Your task is to copy every entry exactly.
Top of Records for processing
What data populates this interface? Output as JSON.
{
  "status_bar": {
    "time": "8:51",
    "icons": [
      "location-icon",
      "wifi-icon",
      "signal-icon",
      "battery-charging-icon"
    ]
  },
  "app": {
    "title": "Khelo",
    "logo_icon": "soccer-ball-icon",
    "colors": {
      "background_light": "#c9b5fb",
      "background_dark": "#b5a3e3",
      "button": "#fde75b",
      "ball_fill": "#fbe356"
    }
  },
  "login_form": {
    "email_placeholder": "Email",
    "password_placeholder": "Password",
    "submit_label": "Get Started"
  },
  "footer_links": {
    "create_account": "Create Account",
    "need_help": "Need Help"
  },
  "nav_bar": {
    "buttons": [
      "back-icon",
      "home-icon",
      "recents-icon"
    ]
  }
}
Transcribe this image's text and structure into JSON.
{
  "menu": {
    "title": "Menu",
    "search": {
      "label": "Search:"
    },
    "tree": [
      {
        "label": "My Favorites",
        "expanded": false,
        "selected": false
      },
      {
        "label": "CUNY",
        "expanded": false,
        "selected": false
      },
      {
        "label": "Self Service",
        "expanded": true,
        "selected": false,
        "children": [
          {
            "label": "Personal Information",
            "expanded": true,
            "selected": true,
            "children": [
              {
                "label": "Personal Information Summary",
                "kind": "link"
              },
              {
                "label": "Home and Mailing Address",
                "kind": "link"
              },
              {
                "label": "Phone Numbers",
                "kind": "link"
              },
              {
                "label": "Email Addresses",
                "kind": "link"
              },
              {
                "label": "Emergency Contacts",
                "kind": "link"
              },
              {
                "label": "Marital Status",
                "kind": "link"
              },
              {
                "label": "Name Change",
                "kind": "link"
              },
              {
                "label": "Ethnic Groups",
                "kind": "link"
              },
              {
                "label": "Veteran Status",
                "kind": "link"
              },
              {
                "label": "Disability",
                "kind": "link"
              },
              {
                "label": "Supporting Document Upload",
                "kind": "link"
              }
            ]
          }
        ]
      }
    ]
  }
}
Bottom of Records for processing
● Answer space:
What data populates this interface? Output as JSON.
{
  "status_bar": {
    "time": "8:51",
    "icons": [
      "location-icon",
      "wifi-icon",
      "signal-icon",
      "battery-charging-icon"
    ]
  },
  "app": {
    "title": "Khelo",
    "logo_icon": "soccer-ball-icon",
    "colors": {
      "background_light": "#c9b5fb",
      "background_dark": "#b5a3e3",
      "button": "#fde75b",
      "ball_fill": "#fbe356"
    }
  },
  "login_form": {
    "email_placeholder": "Email",
    "password_placeholder": "Password",
    "submit_label": "Get Started"
  },
  "footer_links": {
    "create_account": "Create Account",
    "need_help": "Need Help"
  },
  "nav_bar": {
    "buttons": [
      "back-icon",
      "home-icon",
      "recents-icon"
    ]
  }
}
Transcribe this image's text and structure into JSON.
{
  "menu": {
    "title": "Menu",
    "search": {
      "label": "Search:"
    },
    "tree": [
      {
        "label": "My Favorites",
        "expanded": false,
        "selected": false
      },
      {
        "label": "CUNY",
        "expanded": false,
        "selected": false
      },
      {
        "label": "Self Service",
        "expanded": true,
        "selected": false,
        "children": [
          {
            "label": "Personal Information",
            "expanded": true,
            "selected": true,
            "children": [
              {
                "label": "Personal Information Summary",
                "kind": "link"
              },
              {
                "label": "Home and Mailing Address",
                "kind": "link"
              },
              {
                "label": "Phone Numbers",
                "kind": "link"
              },
              {
                "label": "Email Addresses",
                "kind": "link"
              },
              {
                "label": "Emergency Contacts",
                "kind": "link"
              },
              {
                "label": "Marital Status",
                "kind": "link"
              },
              {
                "label": "Name Change",
                "kind": "link"
              },
              {
                "label": "Ethnic Groups",
                "kind": "link"
              },
              {
                "label": "Veteran Status",
                "kind": "link"
              },
              {
                "label": "Disability",
                "kind": "link"
              },
              {
                "label": "Supporting Document Upload",
                "kind": "link"
              }
            ]
          }
        ]
      }
    ]
  }
}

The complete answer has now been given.